But it was always Jimmy’s goal to turn Sherman Park and the local Boys and Girls clubs into breeding grounds for urban soccer talent. He had spent his post World Cup years building the Jimmy Banks Soccer League inside the Boy and Girls Club and, by the mid '90s, helped launch the Simba Lions Soccer Club, an effort that worked collaboratively with the Milwaukee Kickers to give inner city soccer players a shot at playing big-time youth club ball. After my short college soccer career ended at 19, I joined JB’s coaching staff that over the years included people like Clyde Ward, Oscar and Juan Toscano, Bob Jacoby, Roger Quindel, Oscar Tovar, my father and even his son Demetrius Banks.

I didn’t realize it at the time, but throughout my teenage years, Jimmy was educating and training me for future opportunities by simply giving me a shot at responsibility. Having someone believe in me as a young person made me feel powerful. Especially because JB never forced or pressured you to be great; he just wanted you to believe that you could be. Ask any of his former players, knowing that JB had your back was often all the inspiration you needed to go to the next level.

3. Don’t burn bridges

JB was a professional athlete who understood his value as a player and a coach. But he was never cocky or arrogant. In fact, I can’t think of ever hearing him boast of his greatness, something many great (and not-so-great) athletes love to do.

JB always reminded his players that one day your opponents might be your teammates, and you never know who you might need to have your back. In a city that is literally separated by bridges, JB is one of the few people who was universally loved by all. It’s no surprise to me why.

4. Love your children

JB treated all children like his own. This is what made him a great coach and mentor. That’s why I am so thankful that I got to watch him raise his extremely talented sons. JB loved his boys, and I am especially grateful that they shared their father with so many of us. Their dad saved many lives, but his motivation for his work was undoubtedly Dee, J.C. and Jordan. That was clear from how he raised and was present in the lives of his children. Nothing was more important to him.

5. You can play the game with passion and style

JB was a trailblazer in American soccer, not only because of his race but because of the way he played and coached the game. He was the first youth coach I had ever met who fully embraced playing an attractive, attacking based brand of soccer known as tiki-taka, a style made popular by Spanish and South American teams. During his career, American soccer was still filled with hard men who often played a fast, frenetic and physical game.

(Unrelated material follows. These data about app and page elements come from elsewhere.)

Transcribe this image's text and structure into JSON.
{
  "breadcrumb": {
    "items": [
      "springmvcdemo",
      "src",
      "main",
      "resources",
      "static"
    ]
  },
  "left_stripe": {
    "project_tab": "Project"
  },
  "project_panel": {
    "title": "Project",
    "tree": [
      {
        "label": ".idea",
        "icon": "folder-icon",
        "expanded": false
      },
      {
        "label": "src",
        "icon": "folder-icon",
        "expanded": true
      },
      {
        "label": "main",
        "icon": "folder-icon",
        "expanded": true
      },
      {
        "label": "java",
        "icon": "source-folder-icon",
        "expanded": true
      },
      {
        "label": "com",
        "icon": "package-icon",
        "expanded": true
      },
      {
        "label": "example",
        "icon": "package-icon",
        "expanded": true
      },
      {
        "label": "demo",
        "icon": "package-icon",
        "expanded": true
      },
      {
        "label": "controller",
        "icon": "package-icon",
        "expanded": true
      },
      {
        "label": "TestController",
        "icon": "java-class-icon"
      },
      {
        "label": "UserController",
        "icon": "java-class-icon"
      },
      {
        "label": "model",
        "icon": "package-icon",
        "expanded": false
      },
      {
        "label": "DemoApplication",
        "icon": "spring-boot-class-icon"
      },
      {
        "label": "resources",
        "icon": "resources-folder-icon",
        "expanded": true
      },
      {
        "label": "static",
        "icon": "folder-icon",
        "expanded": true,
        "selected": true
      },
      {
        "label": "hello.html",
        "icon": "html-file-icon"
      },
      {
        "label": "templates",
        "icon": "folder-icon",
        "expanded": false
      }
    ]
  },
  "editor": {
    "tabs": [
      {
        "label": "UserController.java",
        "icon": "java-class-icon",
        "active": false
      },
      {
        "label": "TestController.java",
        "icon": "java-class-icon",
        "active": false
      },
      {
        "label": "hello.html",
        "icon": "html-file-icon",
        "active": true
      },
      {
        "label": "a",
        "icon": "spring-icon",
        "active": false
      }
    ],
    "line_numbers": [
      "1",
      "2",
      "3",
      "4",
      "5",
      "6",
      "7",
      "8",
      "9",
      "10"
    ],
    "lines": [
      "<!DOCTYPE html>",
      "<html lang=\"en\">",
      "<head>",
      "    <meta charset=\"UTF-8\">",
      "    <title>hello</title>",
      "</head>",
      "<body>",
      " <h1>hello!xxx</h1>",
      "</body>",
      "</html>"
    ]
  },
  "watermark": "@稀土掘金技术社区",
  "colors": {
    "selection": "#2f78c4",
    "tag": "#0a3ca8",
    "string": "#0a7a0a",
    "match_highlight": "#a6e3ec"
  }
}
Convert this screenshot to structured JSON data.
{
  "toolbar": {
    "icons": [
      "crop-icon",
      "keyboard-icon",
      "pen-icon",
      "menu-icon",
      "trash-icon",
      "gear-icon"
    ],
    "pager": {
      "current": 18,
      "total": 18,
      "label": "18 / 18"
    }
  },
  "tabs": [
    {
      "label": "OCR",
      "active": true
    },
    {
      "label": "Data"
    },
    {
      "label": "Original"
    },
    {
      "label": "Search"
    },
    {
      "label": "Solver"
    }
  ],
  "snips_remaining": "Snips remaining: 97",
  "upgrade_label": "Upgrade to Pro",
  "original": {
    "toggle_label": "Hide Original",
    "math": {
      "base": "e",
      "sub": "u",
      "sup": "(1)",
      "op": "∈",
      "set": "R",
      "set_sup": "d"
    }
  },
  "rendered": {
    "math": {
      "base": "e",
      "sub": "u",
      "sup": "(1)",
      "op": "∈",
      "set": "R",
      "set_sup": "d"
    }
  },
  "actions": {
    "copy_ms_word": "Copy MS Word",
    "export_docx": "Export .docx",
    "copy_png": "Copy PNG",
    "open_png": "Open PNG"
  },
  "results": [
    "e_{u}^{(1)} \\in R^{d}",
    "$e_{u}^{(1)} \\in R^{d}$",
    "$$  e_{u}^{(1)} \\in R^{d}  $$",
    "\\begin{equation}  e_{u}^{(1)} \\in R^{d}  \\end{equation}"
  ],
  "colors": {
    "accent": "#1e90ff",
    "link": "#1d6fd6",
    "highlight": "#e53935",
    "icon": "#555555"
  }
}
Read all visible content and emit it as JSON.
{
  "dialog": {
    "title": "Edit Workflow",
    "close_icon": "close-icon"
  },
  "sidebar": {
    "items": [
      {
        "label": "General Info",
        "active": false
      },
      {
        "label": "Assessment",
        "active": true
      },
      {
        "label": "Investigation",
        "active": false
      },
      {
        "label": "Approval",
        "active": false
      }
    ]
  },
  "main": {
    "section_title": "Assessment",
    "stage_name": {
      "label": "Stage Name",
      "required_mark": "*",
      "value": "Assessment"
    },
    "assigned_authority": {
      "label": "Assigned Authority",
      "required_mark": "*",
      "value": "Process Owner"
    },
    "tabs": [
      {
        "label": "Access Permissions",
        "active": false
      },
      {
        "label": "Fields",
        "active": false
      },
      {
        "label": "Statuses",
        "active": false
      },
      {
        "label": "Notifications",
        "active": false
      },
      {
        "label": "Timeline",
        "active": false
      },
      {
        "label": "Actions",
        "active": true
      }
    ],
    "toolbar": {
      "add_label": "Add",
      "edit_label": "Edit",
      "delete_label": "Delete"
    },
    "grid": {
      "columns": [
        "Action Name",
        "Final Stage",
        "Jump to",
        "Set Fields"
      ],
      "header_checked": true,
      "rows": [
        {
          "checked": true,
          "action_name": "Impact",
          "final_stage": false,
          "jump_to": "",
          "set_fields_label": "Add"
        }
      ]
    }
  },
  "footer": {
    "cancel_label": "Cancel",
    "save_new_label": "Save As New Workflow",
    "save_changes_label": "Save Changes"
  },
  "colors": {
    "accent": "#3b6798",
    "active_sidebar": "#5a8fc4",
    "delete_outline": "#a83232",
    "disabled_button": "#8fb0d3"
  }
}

Jimmy, on the other hand, inspired and encouraged his teams to express themselves through fancy footwork, intricate team passing and a more modern way of playing the game. As long you had done the work on the training ground, there was nothing wrong with expressing your creativity and passion on the field. In fact, they could also be your tactical advantages.

6. Saying less often has more impact

On several occasions over the last few years, I’ve made my way to MSOE to watch JB coach games, practices and youth camps. He never over-coached; later in his career, he seemed to have mastered the art of motivating his players and coaching staff to take ownership over the team by creating space for them to learn from the game. After all, he led through example, preparation and knowledge of the game. He didn’t need to give big speeches to motivate his team to win. In 17 seasons as a college coach, Jimmy won 164 games, including nearly 63 percent of conference matches. MSOE finished in the top three in the conference standings nine times, including three runner-up finishes.

Jimmy will forever be missed, but his life lessons will live on in the people he mentored and inspired. He was a great athlete, an amazing coach and a true Milwaukeean who never gave up on his community. There’s so much our city can continue to learn from his powerful example. Hopefully Jimmy’s death will inspire us all to have the courage to be class acts.